I was scheduled to take a 30 minute rest at Hungerford, but now that Gold had gone I actually had a few hours to kill.  So I stretched out on my back beside the bike and had a rest.  I think I managed 20 minutes kip before waking up, feeling completely refreshed.  It was 04:00 and I only had 50 miles to cover before the final control at Warminster turned into a 'final' control, so I could have stayed there longer.  I decided to get on with it though and hit the road for the last push.  Despite having been riding almost non-stop for 16hrs at this point I felt remarkably good, if slightly chilly.

As I moved on from Hungerford the sky was starting to lighten.  By the time I'd reached Silbury Hill on the A4 the sun was close to peeking over the hills casting a dim light over the landscape, just enough to show the fields had a layer of mist.  It was a really nice sight, and I was tempted to stop, sit and watch the sunrise. Instead I decided to press on to the next control, just beyond Devizes.  I had a quick stop there and headed straight for the final control at Warminster.

The final control didn't become active as such until 6am and as I had an hour in hand I sat in a layby waiting to end the rally.  Come five to six I fired the bike up again and rode the last half mile to the services at Warminster.  I had a mixture of emotions as I parked up, relief at having completed the rally, slight disappointment at not achieving the distance for Gold and happiness that all the effort had been worthwhile.

Photo: Tim Fairbrother

I had a chat with Tim Fairbrother, who as well as manning the control acted as Clerk of the Course for the rally, handed over my control card and went for breakfast.  A well earned fry up and coffee, with my finishing award for company, whilst waiting for Dad to arrive with the trailer to get me home.

By the time Dad arrived my brain had shut down and my muscles were starting to ache, I was shattered but happy.  We loaded up the trailer and headed home.

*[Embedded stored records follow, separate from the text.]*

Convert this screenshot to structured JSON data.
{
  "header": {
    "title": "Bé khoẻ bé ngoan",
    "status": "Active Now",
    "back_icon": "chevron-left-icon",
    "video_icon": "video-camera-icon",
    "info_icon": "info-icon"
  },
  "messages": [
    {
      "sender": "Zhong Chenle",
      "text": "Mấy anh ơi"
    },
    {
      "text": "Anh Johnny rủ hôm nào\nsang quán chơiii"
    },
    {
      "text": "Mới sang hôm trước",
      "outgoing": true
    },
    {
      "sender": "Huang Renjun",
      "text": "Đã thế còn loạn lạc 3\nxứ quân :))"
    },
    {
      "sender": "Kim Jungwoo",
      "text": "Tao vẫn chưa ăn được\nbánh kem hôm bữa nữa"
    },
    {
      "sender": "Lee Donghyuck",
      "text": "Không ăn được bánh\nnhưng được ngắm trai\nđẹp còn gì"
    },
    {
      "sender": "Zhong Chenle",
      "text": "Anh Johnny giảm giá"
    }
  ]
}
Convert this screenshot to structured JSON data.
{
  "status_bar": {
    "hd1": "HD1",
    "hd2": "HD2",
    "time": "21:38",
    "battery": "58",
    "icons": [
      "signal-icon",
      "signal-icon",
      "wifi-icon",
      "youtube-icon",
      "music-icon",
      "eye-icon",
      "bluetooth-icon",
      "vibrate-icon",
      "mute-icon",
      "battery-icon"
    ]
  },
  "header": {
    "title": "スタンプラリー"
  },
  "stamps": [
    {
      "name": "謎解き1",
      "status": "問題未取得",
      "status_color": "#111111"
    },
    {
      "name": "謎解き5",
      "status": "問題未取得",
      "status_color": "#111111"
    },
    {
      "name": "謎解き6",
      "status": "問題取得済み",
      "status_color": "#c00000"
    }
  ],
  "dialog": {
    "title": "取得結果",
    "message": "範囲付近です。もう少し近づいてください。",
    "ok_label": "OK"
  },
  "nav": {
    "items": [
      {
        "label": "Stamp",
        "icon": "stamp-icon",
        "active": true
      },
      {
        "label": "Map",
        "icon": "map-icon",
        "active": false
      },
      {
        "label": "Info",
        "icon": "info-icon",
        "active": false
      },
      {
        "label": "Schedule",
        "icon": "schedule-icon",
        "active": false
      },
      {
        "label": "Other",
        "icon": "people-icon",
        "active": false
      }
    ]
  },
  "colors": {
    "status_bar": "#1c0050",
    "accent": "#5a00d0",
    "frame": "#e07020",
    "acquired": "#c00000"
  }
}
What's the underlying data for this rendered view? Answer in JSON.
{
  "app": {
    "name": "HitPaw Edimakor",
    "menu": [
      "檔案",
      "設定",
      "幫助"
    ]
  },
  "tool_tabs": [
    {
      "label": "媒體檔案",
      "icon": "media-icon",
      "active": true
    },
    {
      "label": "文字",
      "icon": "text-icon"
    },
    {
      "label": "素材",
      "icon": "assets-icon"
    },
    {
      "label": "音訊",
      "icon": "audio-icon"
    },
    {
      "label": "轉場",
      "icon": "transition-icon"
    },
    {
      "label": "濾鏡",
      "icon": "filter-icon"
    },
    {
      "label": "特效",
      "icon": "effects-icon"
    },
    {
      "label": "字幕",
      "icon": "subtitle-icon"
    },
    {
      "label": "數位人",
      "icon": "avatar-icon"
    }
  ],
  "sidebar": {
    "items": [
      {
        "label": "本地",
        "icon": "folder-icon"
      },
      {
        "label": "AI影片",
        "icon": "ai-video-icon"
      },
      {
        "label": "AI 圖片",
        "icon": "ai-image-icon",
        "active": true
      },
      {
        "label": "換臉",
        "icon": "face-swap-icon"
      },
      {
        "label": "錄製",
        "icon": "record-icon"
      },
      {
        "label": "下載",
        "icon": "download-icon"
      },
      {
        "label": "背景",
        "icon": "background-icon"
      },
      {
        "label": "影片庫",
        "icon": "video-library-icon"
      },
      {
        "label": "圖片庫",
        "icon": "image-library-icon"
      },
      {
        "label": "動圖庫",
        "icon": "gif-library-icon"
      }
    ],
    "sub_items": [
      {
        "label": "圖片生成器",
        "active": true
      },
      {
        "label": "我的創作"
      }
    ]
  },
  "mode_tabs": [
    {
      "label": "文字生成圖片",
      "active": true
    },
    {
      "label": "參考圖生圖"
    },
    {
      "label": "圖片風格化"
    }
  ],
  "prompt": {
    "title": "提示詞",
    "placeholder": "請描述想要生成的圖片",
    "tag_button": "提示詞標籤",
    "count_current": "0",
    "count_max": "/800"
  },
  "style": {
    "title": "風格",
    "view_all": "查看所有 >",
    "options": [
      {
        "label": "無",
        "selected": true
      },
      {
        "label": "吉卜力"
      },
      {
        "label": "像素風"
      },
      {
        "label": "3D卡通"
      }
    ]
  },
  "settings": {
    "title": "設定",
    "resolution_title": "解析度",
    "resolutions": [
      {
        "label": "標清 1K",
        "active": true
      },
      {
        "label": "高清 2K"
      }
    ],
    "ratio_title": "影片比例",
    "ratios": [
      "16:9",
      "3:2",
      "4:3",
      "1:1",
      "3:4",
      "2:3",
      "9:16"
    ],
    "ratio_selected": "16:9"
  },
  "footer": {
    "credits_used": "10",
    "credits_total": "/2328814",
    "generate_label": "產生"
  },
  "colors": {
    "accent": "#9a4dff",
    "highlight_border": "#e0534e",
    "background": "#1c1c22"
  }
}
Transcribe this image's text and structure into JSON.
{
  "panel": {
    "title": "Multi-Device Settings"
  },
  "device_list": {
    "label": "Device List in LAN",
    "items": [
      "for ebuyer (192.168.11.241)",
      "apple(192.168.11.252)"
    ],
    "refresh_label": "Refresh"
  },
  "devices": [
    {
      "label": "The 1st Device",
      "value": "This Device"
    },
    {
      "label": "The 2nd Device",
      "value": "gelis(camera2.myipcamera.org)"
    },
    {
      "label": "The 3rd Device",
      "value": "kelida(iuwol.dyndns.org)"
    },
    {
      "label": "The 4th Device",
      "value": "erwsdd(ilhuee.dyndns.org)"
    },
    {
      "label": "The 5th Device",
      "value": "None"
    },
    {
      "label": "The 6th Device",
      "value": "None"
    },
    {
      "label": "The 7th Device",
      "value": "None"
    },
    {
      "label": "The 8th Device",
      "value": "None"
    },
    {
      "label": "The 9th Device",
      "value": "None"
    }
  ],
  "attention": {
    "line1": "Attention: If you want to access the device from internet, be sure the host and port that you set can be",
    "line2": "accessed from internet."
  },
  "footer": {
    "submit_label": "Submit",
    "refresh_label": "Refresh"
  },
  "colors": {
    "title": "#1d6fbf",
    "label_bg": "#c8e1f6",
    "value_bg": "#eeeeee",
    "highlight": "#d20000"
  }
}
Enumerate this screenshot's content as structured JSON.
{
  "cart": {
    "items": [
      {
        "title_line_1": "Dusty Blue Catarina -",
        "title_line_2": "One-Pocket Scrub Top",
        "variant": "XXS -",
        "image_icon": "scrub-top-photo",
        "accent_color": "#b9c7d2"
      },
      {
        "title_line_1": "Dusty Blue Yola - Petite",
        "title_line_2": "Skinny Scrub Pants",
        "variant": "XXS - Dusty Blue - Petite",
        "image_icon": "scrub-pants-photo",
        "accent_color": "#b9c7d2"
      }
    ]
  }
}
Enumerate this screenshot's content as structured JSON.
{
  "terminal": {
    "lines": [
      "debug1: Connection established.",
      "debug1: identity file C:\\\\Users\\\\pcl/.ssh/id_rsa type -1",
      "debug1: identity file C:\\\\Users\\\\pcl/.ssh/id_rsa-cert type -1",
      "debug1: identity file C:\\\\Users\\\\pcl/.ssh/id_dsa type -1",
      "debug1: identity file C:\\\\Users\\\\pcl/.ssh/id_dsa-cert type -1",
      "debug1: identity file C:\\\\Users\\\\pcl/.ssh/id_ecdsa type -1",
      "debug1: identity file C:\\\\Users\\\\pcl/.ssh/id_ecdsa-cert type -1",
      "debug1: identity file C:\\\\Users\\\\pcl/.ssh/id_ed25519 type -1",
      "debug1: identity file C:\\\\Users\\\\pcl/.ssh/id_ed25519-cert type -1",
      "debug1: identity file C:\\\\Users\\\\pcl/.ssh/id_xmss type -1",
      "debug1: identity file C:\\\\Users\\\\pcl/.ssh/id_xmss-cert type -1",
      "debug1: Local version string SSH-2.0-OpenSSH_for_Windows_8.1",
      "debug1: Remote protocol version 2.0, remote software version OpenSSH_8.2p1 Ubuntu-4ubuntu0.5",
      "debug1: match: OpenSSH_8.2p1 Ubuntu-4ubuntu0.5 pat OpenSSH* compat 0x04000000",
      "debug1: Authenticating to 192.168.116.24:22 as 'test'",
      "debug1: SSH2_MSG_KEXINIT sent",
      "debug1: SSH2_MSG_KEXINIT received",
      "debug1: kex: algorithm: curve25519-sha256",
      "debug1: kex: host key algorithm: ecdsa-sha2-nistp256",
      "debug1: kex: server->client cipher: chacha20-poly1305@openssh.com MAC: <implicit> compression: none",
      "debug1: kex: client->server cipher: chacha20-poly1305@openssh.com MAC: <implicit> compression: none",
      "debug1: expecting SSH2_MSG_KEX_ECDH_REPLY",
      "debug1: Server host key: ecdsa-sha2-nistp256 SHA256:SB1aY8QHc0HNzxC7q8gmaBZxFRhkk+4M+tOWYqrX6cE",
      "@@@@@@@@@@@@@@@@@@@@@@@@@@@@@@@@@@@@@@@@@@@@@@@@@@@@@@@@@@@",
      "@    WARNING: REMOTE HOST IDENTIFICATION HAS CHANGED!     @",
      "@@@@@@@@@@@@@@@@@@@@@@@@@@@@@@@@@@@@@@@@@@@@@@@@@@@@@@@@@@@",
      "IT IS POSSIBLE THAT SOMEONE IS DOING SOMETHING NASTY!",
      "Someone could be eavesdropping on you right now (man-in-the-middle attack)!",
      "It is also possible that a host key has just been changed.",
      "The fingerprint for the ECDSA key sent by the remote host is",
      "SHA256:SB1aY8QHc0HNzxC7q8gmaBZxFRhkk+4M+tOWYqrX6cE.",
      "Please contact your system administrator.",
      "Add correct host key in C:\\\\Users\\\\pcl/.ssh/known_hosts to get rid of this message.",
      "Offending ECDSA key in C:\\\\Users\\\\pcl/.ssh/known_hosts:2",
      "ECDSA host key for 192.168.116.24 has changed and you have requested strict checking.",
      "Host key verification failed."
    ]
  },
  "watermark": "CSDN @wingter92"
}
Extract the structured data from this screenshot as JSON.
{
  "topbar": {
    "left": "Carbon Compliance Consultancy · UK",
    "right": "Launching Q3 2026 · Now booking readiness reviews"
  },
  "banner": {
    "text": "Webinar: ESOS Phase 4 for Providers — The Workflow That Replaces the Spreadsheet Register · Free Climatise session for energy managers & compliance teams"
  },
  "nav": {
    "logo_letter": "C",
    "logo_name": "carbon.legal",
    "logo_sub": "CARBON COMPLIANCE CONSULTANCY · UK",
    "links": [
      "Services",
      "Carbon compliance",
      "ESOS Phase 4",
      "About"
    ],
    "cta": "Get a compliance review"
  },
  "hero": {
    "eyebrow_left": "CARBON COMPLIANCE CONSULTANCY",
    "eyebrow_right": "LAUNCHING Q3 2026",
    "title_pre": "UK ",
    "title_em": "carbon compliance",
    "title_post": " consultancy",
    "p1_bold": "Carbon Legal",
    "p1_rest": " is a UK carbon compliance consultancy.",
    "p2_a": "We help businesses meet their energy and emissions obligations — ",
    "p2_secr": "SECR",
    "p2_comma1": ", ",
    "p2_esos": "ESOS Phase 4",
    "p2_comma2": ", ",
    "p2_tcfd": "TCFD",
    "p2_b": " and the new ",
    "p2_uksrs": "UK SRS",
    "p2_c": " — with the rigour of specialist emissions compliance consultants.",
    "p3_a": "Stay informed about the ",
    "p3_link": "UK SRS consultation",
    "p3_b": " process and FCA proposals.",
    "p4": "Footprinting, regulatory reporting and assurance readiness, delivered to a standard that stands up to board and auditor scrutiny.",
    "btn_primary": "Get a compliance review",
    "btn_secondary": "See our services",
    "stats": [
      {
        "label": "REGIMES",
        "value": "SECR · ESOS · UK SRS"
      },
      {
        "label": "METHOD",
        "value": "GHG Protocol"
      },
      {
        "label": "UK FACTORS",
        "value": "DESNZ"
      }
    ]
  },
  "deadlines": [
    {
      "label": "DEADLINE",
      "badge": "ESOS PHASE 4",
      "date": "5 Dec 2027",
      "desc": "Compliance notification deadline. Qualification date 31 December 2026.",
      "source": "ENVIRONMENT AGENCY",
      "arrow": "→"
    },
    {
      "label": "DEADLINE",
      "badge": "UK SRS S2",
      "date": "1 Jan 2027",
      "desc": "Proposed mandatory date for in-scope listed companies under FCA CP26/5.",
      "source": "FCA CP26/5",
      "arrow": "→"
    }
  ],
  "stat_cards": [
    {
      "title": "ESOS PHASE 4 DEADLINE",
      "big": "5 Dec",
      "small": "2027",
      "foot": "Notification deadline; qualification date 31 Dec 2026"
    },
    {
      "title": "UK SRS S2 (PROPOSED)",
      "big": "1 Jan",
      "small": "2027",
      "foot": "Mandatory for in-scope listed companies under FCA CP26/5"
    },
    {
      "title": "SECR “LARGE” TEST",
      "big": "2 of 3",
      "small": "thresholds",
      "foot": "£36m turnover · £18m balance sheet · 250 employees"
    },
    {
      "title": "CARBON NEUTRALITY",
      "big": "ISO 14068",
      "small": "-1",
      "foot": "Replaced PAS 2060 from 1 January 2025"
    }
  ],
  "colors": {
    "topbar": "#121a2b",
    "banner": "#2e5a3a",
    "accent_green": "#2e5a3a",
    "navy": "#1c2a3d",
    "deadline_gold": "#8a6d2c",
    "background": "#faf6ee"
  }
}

I'm taking a few weeks off from tinkering in the garage, it has completely dominated my spare time over the last year in order to get the little C110 ready for the rally.  It was worth the effort but I'm now having a break.  Once I've caught up with some of the jobs round the house and had a rest I'll give the bike a good service and it'll be up for sale.

Being such a rare bike its value is hard to pitch so I'm going to consider what I think it is worth over the coming weeks.  In the meantime, if you would like to own a fun little bike that has a bit of history then please get in touch with me.  All the money from the sale will go to my sponsorship total, which is currently around £2.8k.

Thanks to all those who have sponsored me so far, and if you haven't managed it yet there is still time!

Sunday, 6 July 2014


Coffee, breakfast and finishing awards! Success!

The end

I forgot to do an update from Devizes, I had an hours rest at Hungerford and decided to get back on the road a bit earlier.
I'm now sat about a mile away from the final control at Warminster, waiting for six o'clock when it becomes a final control.
So I've made it! I could push it from here if I had to!
Unless I've made a mistake on the route then I should get a silver which is a pretty fair achievement. I'm slightly disappointed that the opportunity for gold slipped away, but I knew it was always an outside chance.
The rally was fun and I met some very friendly people. I would consider doing it again, although maybe next time on my BSA.
Thanks for the messages of support during the rally, I'll check them properly when I get home.


Only fifty more matrix miles to go for silver. I've covered about 365 real miles so far. I can't finish before 6 so am going to take a longer rest here and head off sometime after 4.
Feeling a bit tired now but I'm a lot fresher than I thought I'd be. Main niggles are sore wrists and back but it's quite manageable.
Time for some kip!


20 minutes down now. Not helped by getting stuck in the middle of Henley regatta! On to Hungerford next. Gold has gone so no need to rush. Easy does it from now on.